DIRECTIONS
Each entry should appear in the answer exactly as written.

RECORDS SUPPLIED
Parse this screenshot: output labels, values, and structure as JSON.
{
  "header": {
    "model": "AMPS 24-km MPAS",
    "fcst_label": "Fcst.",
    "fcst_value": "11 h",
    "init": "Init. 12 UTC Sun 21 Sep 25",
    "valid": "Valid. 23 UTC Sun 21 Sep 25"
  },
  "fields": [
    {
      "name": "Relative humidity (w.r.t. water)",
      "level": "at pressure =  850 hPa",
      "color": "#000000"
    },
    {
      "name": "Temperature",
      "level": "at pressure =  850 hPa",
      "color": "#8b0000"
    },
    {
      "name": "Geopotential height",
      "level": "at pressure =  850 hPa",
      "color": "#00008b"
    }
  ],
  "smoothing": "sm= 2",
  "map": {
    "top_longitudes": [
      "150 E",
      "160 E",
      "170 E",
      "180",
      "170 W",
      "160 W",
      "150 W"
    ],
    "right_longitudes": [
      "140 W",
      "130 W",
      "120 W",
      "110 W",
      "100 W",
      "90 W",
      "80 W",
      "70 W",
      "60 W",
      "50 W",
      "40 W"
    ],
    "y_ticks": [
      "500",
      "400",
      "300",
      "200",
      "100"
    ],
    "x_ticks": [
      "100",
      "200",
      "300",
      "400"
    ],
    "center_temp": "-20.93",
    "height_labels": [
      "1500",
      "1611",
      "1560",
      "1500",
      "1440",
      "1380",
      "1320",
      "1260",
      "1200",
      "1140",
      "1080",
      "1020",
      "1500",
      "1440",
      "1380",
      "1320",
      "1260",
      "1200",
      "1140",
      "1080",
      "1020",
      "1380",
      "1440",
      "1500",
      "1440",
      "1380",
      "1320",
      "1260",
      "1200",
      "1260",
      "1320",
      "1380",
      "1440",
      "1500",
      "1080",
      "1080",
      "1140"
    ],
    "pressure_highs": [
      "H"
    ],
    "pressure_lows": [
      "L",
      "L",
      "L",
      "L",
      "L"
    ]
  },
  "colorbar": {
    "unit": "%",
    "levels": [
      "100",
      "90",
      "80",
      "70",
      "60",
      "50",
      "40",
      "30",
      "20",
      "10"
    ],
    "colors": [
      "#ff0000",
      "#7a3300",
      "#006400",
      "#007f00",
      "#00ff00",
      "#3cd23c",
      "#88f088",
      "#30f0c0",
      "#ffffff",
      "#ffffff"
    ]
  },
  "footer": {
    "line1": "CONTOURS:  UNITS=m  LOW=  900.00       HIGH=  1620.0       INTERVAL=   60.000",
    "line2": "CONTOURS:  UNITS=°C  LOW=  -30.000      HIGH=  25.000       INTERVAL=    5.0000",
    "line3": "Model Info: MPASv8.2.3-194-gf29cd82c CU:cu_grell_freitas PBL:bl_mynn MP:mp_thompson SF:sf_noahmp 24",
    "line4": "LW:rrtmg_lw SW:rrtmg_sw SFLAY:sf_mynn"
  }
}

TASK ANSWER
Parse this screenshot: output labels, values, and structure as JSON.
{
  "header": {
    "model": "AMPS 24-km MPAS",
    "fcst_label": "Fcst.",
    "fcst_value": "11 h",
    "init": "Init. 12 UTC Sun 21 Sep 25",
    "valid": "Valid. 23 UTC Sun 21 Sep 25"
  },
  "fields": [
    {
      "name": "Relative humidity (w.r.t. water)",
      "level": "at pressure =  850 hPa",
      "color": "#000000"
    },
    {
      "name": "Temperature",
      "level": "at pressure =  850 hPa",
      "color": "#8b0000"
    },
    {
      "name": "Geopotential height",
      "level": "at pressure =  850 hPa",
      "color": "#00008b"
    }
  ],
  "smoothing": "sm= 2",
  "map": {
    "top_longitudes": [
      "150 E",
      "160 E",
      "170 E",
      "180",
      "170 W",
      "160 W",
      "150 W"
    ],
    "right_longitudes": [
      "140 W",
      "130 W",
      "120 W",
      "110 W",
      "100 W",
      "90 W",
      "80 W",
      "70 W",
      "60 W",
      "50 W",
      "40 W"
    ],
    "y_ticks": [
      "500",
      "400",
      "300",
      "200",
      "100"
    ],
    "x_ticks": [
      "100",
      "200",
      "300",
      "400"
    ],
    "center_temp": "-20.93",
    "height_labels": [
      "1500",
      "1611",
      "1560",
      "1500",
      "1440",
      "1380",
      "1320",
      "1260",
      "1200",
      "1140",
      "1080",
      "1020",
      "1500",
      "1440",
      "1380",
      "1320",
      "1260",
      "1200",
      "1140",
      "1080",
      "1020",
      "1380",
      "1440",
      "1500",
      "1440",
      "1380",
      "1320",
      "1260",
      "1200",
      "1260",
      "1320",
      "1380",
      "1440",
      "1500",
      "1080",
      "1080",
      "1140"
    ],
    "pressure_highs": [
      "H"
    ],
    "pressure_lows": [
      "L",
      "L",
      "L",
      "L",
      "L"
    ]
  },
  "colorbar": {
    "unit": "%",
    "levels": [
      "100",
      "90",
      "80",
      "70",
      "60",
      "50",
      "40",
      "30",
      "20",
      "10"
    ],
    "colors": [
      "#ff0000",
      "#7a3300",
      "#006400",
      "#007f00",
      "#00ff00",
      "#3cd23c",
      "#88f088",
      "#30f0c0",
      "#ffffff",
      "#ffffff"
    ]
  },
  "footer": {
    "line1": "CONTOURS:  UNITS=m  LOW=  900.00       HIGH=  1620.0       INTERVAL=   60.000",
    "line2": "CONTOURS:  UNITS=°C  LOW=  -30.000      HIGH=  25.000       INTERVAL=    5.0000",
    "line3": "Model Info: MPASv8.2.3-194-gf29cd82c CU:cu_grell_freitas PBL:bl_mynn MP:mp_thompson SF:sf_noahmp 24",
    "line4": "LW:rrtmg_lw SW:rrtmg_sw SFLAY:sf_mynn"
  }
}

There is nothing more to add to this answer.